EXERCISE GOAL
The entries that follow should come back exactly, with no pictures among them.
------------------------------------
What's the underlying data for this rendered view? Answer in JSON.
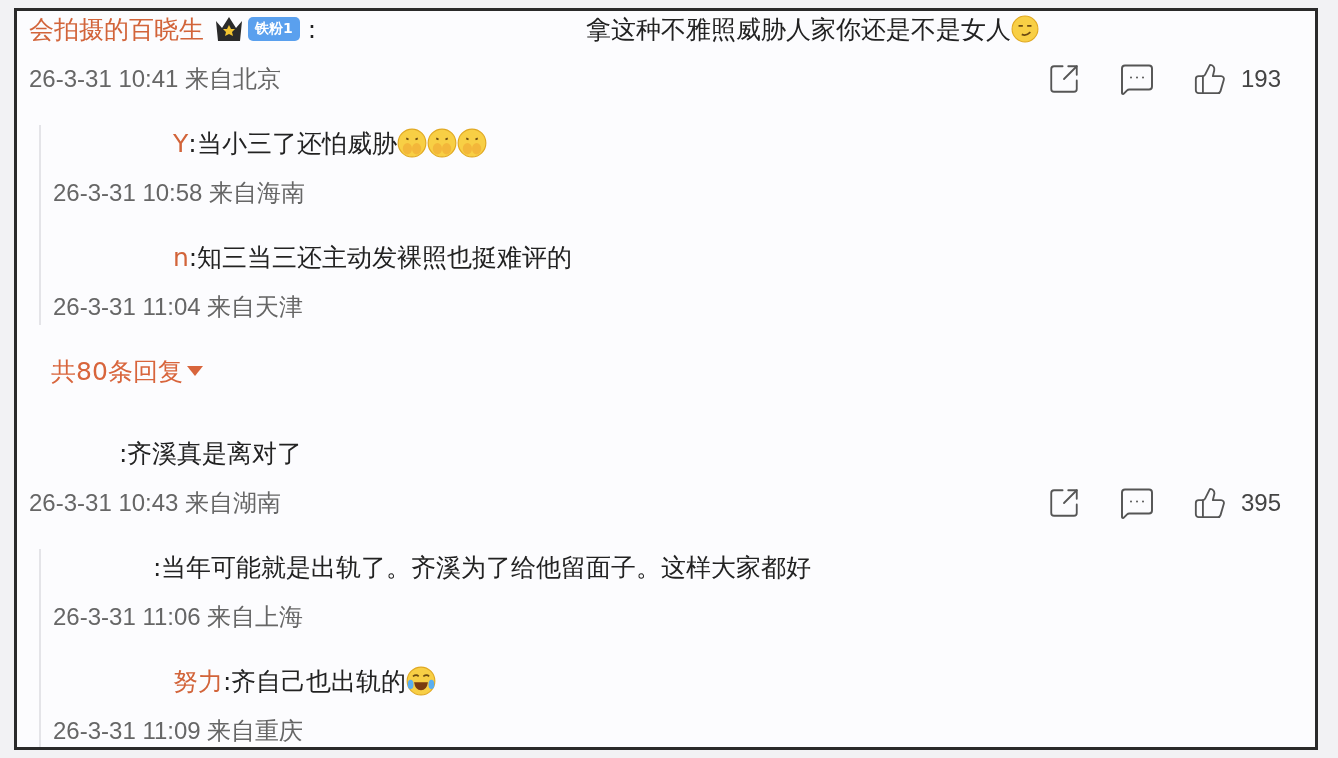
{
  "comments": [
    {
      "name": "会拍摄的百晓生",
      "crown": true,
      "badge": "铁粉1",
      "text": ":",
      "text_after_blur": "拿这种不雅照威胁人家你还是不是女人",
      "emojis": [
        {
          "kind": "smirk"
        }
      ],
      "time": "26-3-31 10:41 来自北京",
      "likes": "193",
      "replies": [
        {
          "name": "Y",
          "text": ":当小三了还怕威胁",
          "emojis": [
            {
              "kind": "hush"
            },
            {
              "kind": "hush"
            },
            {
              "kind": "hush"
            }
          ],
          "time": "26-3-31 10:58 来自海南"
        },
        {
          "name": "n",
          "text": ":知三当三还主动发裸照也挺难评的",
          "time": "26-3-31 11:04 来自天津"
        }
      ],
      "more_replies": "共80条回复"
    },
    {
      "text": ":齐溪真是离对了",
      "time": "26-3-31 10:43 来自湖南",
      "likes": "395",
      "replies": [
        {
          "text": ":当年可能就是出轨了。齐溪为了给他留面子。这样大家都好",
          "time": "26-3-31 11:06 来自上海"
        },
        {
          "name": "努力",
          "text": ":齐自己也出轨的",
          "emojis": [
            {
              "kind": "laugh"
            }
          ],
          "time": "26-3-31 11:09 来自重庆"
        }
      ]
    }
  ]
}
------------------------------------
EXERCISE RESPONSE
What's the underlying data for this rendered view? Answer in JSON.
{
  "comments": [
    {
      "name": "会拍摄的百晓生",
      "crown": true,
      "badge": "铁粉1",
      "text": ":",
      "text_after_blur": "拿这种不雅照威胁人家你还是不是女人",
      "emojis": [
        {
          "kind": "smirk"
        }
      ],
      "time": "26-3-31 10:41 来自北京",
      "likes": "193",
      "replies": [
        {
          "name": "Y",
          "text": ":当小三了还怕威胁",
          "emojis": [
            {
              "kind": "hush"
            },
            {
              "kind": "hush"
            },
            {
              "kind": "hush"
            }
          ],
          "time": "26-3-31 10:58 来自海南"
        },
        {
          "name": "n",
          "text": ":知三当三还主动发裸照也挺难评的",
          "time": "26-3-31 11:04 来自天津"
        }
      ],
      "more_replies": "共80条回复"
    },
    {
      "text": ":齐溪真是离对了",
      "time": "26-3-31 10:43 来自湖南",
      "likes": "395",
      "replies": [
        {
          "text": ":当年可能就是出轨了。齐溪为了给他留面子。这样大家都好",
          "time": "26-3-31 11:06 来自上海"
        },
        {
          "name": "努力",
          "text": ":齐自己也出轨的",
          "emojis": [
            {
              "kind": "laugh"
            }
          ],
          "time": "26-3-31 11:09 来自重庆"
        }
      ]
    }
  ]
}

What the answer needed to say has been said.